  • If, upon boot, you get the message no partition active, you have to set it active for boot. Open up a Terminal (Applications->Accessories->Terminal) and type sudo fdisk /dev/sdx (you know, replace sdx with your drive). Press “a” and then “1”. Press “w” to save and then it should work!
  • You might think it is weird that your casper-rw drive shows up on your desktop, and actually, it shouldn’t, but everything still worked as it should with me, so it should not be a problem. Note that you cannot browse it, though.
  • Toad mentions that he could not boot from his USB drive with this tutorial for Ubuntu, but he fixed it:

    I finally got the computer to boot from the USB stick. I had to set the fat16 partition to bootable. ‘cfdisk /dev/sdx’ should do the trick, just press enter on the set bootable option.

  • If this worked, but after a while it doesn’t anymore, you can remove any edits you did to restore it to the point where it worked (all your settings will be lost though):
    sudo mkfs.ext2 -b 4096 -L casper-rw /dev/sdx2
    (Thank zenobiaflex for this one)
  • If your drive won’t boot correctly, your Master Boot Record may be corrupted. You can repair it with Lilo (so open up Synaptic from Applications->System->Synaptic Package Manager and install the package lilo) using the following command from the terminal:
    sudo lilo -M /dev/sdx
    (From PiterP)
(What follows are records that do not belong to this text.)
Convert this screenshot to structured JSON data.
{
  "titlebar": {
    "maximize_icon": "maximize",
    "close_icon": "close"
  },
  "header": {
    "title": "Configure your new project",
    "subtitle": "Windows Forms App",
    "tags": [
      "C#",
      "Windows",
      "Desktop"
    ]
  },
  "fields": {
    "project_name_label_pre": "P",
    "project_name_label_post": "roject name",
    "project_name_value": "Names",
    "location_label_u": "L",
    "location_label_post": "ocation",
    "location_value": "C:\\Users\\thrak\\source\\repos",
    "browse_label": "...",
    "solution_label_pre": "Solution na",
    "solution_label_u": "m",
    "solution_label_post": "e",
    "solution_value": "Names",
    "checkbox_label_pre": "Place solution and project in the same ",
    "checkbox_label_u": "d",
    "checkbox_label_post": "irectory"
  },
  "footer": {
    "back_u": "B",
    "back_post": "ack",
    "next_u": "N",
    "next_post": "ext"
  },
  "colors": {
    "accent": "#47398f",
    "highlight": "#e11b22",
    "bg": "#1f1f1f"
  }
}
  • If, during shutdown, the screen switches from the shutdown screen with the Xubuntu logo with the progress bar to a black screen, possibly with error messages, then you computer is probably just shutting down the normal way without notifying you of its status. At a certain moment (not too long after the screen turned black) it will have reached the point where it would have normally said something like “remove the disk, close the tray (if any) and press enter”. So when the screen turns black, you just have to try to press enter a little while after it has turned black.